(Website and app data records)
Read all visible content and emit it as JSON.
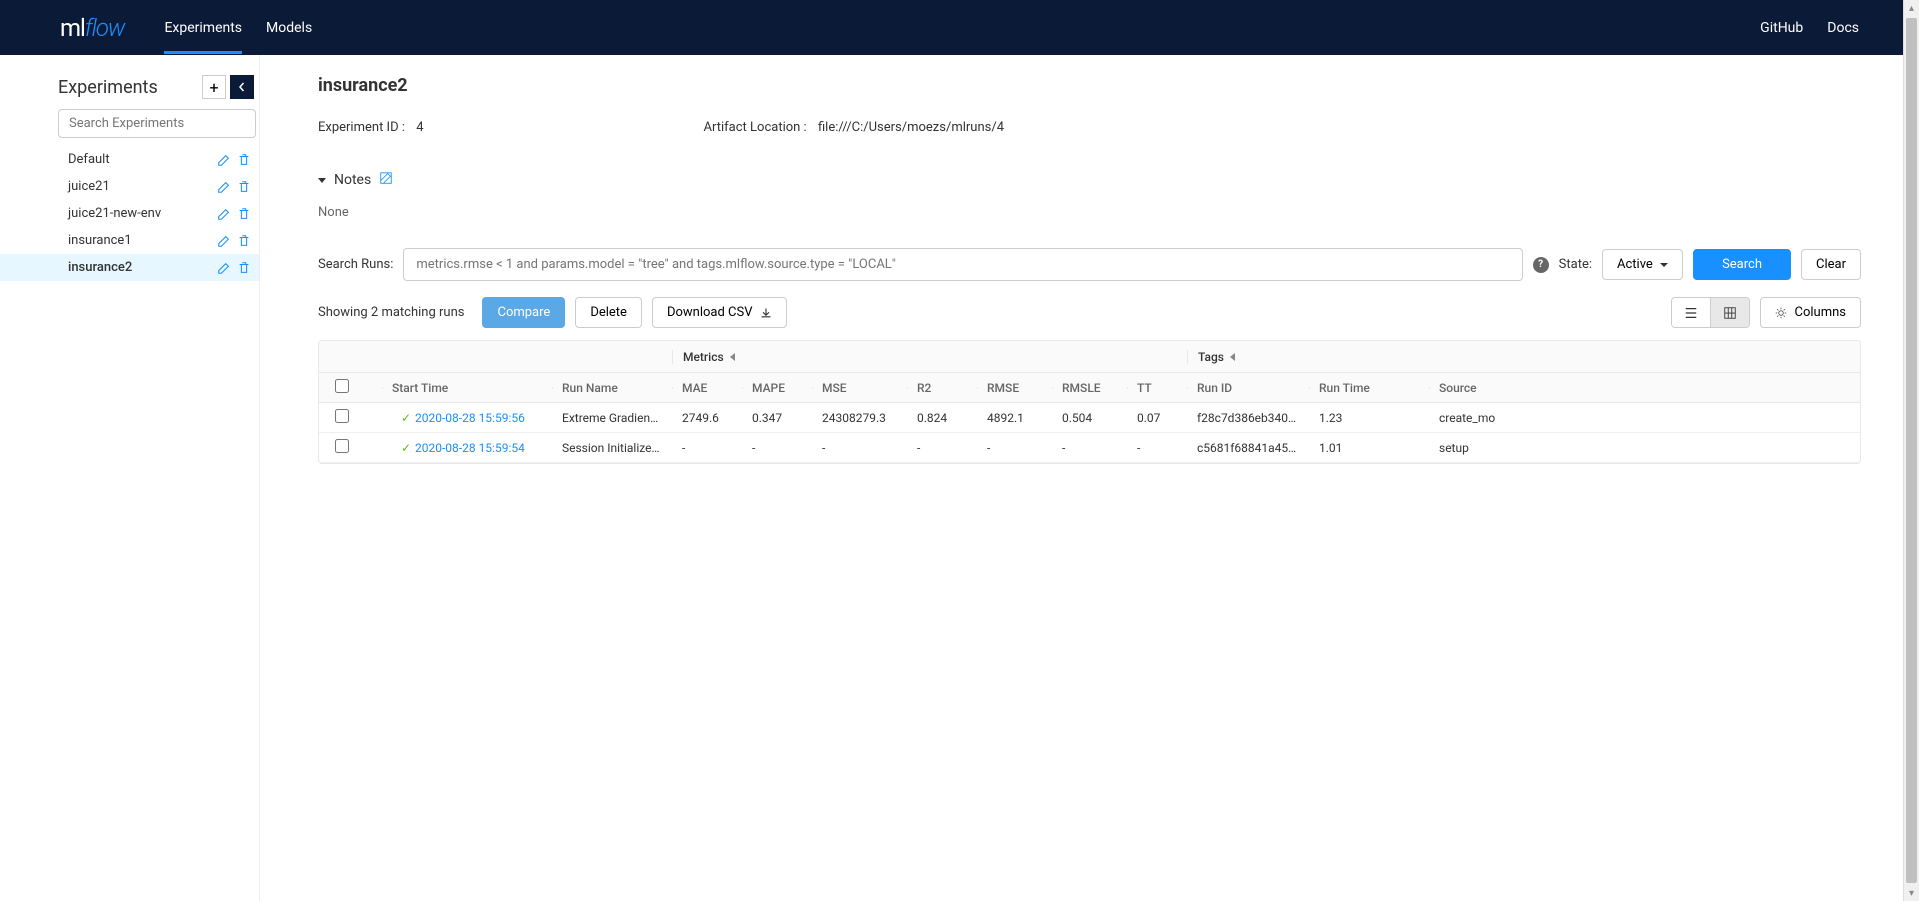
{
  "header": {
    "logo_ml": "ml",
    "logo_flow": "flow",
    "nav": [
      "Experiments",
      "Models"
    ],
    "active_nav": "Experiments",
    "right_nav": [
      "GitHub",
      "Docs"
    ]
  },
  "sidebar": {
    "title": "Experiments",
    "search_placeholder": "Search Experiments",
    "items": [
      {
        "name": "Default",
        "active": false
      },
      {
        "name": "juice21",
        "active": false
      },
      {
        "name": "juice21-new-env",
        "active": false
      },
      {
        "name": "insurance1",
        "active": false
      },
      {
        "name": "insurance2",
        "active": true
      }
    ]
  },
  "experiment": {
    "title": "insurance2",
    "id_label": "Experiment ID :",
    "id_value": "4",
    "artifact_label": "Artifact Location :",
    "artifact_value": "file:///C:/Users/moezs/mlruns/4",
    "notes_label": "Notes",
    "notes_content": "None"
  },
  "search": {
    "label": "Search Runs:",
    "placeholder": "metrics.rmse < 1 and params.model = \"tree\" and tags.mlflow.source.type = \"LOCAL\"",
    "state_label": "State:",
    "state_value": "Active",
    "search_btn": "Search",
    "clear_btn": "Clear"
  },
  "actions": {
    "showing": "Showing 2 matching runs",
    "compare": "Compare",
    "delete": "Delete",
    "download": "Download CSV",
    "columns": "Columns"
  },
  "table": {
    "group_metrics": "Metrics",
    "group_tags": "Tags",
    "headers": {
      "start_time": "Start Time",
      "run_name": "Run Name",
      "mae": "MAE",
      "mape": "MAPE",
      "mse": "MSE",
      "r2": "R2",
      "rmse": "RMSE",
      "rmsle": "RMSLE",
      "tt": "TT",
      "run_id": "Run ID",
      "run_time": "Run Time",
      "source": "Source"
    },
    "rows": [
      {
        "start_time": "2020-08-28 15:59:56",
        "run_name": "Extreme Gradient ...",
        "mae": "2749.6",
        "mape": "0.347",
        "mse": "24308279.3",
        "r2": "0.824",
        "rmse": "4892.1",
        "rmsle": "0.504",
        "tt": "0.07",
        "run_id": "f28c7d386eb3405...",
        "run_time": "1.23",
        "source": "create_mo"
      },
      {
        "start_time": "2020-08-28 15:59:54",
        "run_name": "Session Initialized ...",
        "mae": "-",
        "mape": "-",
        "mse": "-",
        "r2": "-",
        "rmse": "-",
        "rmsle": "-",
        "tt": "-",
        "run_id": "c5681f68841a459...",
        "run_time": "1.01",
        "source": "setup"
      }
    ]
  }
}
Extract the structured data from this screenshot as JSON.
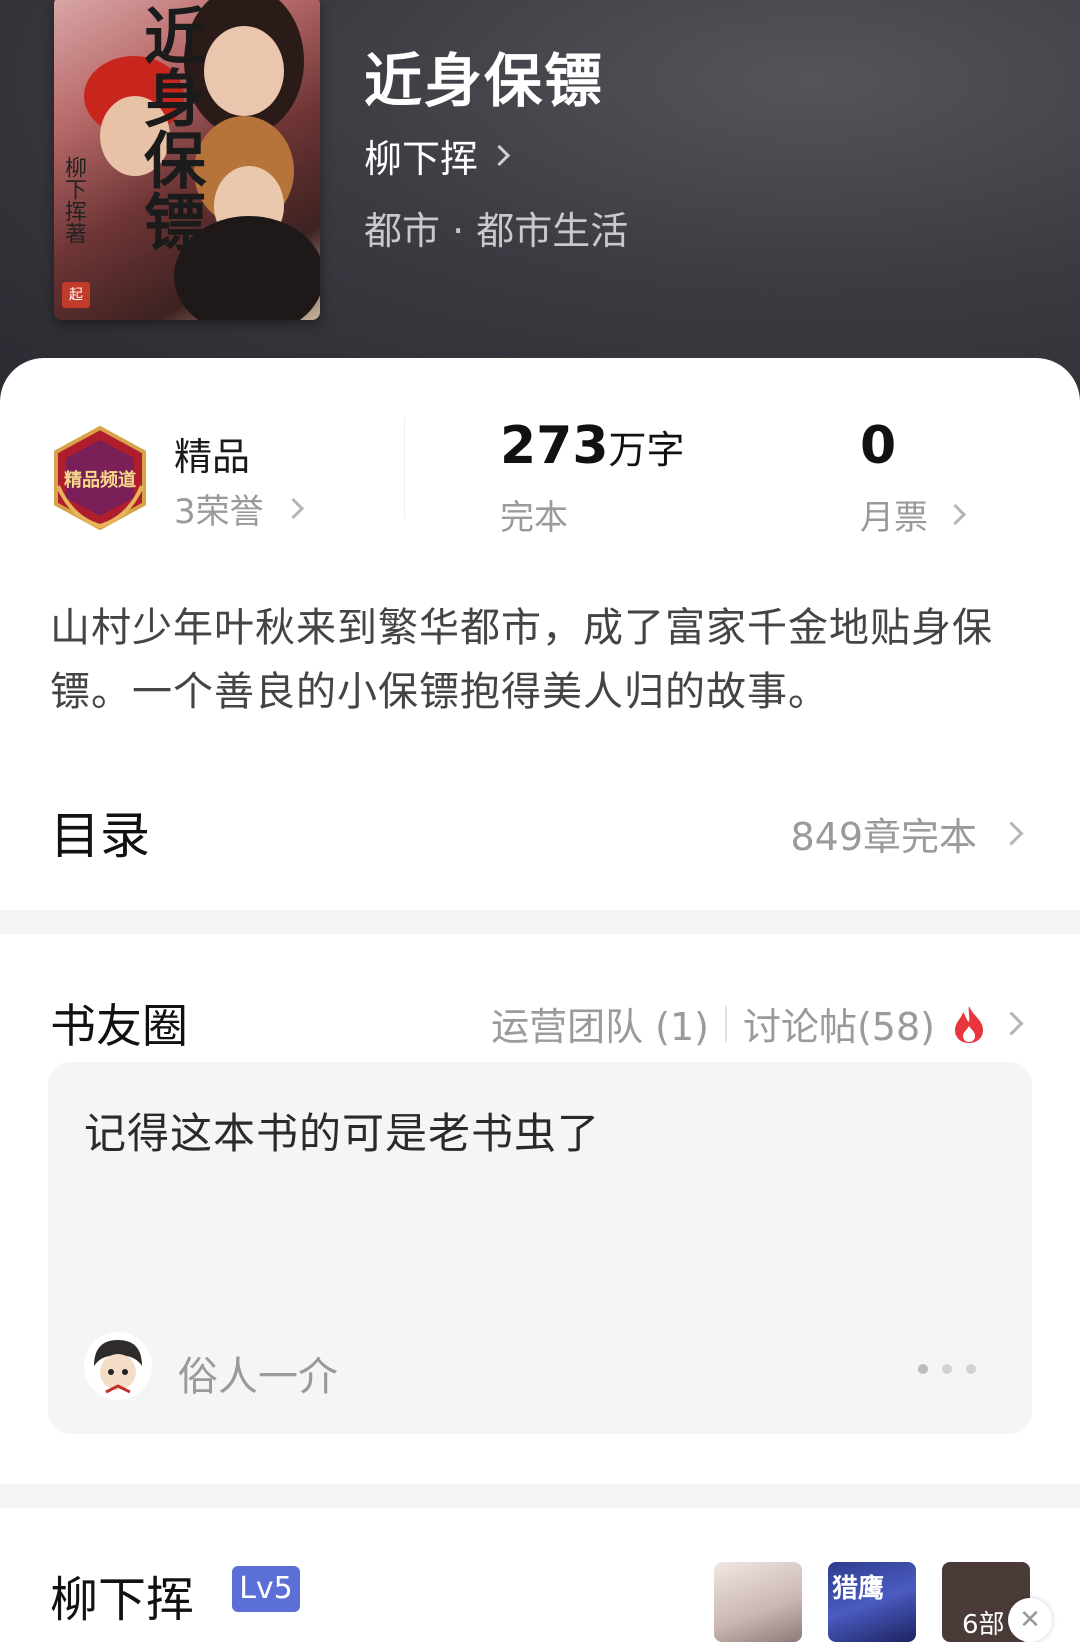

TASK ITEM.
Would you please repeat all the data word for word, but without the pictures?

RESPONSE TO THE EXERCISE.
Read all visible content and emit it as JSON.
{
  "header": {
    "logo_ml": "ml",
    "logo_flow": "flow",
    "nav": [
      "Experiments",
      "Models"
    ],
    "active_nav": "Experiments",
    "right_nav": [
      "GitHub",
      "Docs"
    ]
  },
  "sidebar": {
    "title": "Experiments",
    "search_placeholder": "Search Experiments",
    "items": [
      {
        "name": "Default",
        "active": false
      },
      {
        "name": "juice21",
        "active": false
      },
      {
        "name": "juice21-new-env",
        "active": false
      },
      {
        "name": "insurance1",
        "active": false
      },
      {
        "name": "insurance2",
        "active": true
      }
    ]
  },
  "experiment": {
    "title": "insurance2",
    "id_label": "Experiment ID :",
    "id_value": "4",
    "artifact_label": "Artifact Location :",
    "artifact_value": "file:///C:/Users/moezs/mlruns/4",
    "notes_label": "Notes",
    "notes_content": "None"
  },
  "search": {
    "label": "Search Runs:",
    "placeholder": "metrics.rmse < 1 and params.model = \"tree\" and tags.mlflow.source.type = \"LOCAL\"",
    "state_label": "State:",
    "state_value": "Active",
    "search_btn": "Search",
    "clear_btn": "Clear"
  },
  "actions": {
    "showing": "Showing 2 matching runs",
    "compare": "Compare",
    "delete": "Delete",
    "download": "Download CSV",
    "columns": "Columns"
  },
  "table": {
    "group_metrics": "Metrics",
    "group_tags": "Tags",
    "headers": {
      "start_time": "Start Time",
      "run_name": "Run Name",
      "mae": "MAE",
      "mape": "MAPE",
      "mse": "MSE",
      "r2": "R2",
      "rmse": "RMSE",
      "rmsle": "RMSLE",
      "tt": "TT",
      "run_id": "Run ID",
      "run_time": "Run Time",
      "source": "Source"
    },
    "rows": [
      {
        "start_time": "2020-08-28 15:59:56",
        "run_name": "Extreme Gradient ...",
        "mae": "2749.6",
        "mape": "0.347",
        "mse": "24308279.3",
        "r2": "0.824",
        "rmse": "4892.1",
        "rmsle": "0.504",
        "tt": "0.07",
        "run_id": "f28c7d386eb3405...",
        "run_time": "1.23",
        "source": "create_mo"
      },
      {
        "start_time": "2020-08-28 15:59:54",
        "run_name": "Session Initialized ...",
        "mae": "-",
        "mape": "-",
        "mse": "-",
        "r2": "-",
        "rmse": "-",
        "rmsle": "-",
        "tt": "-",
        "run_id": "c5681f68841a459...",
        "run_time": "1.01",
        "source": "setup"
      }
    ]
  }
}
Extract the structured data from this screenshot as JSON.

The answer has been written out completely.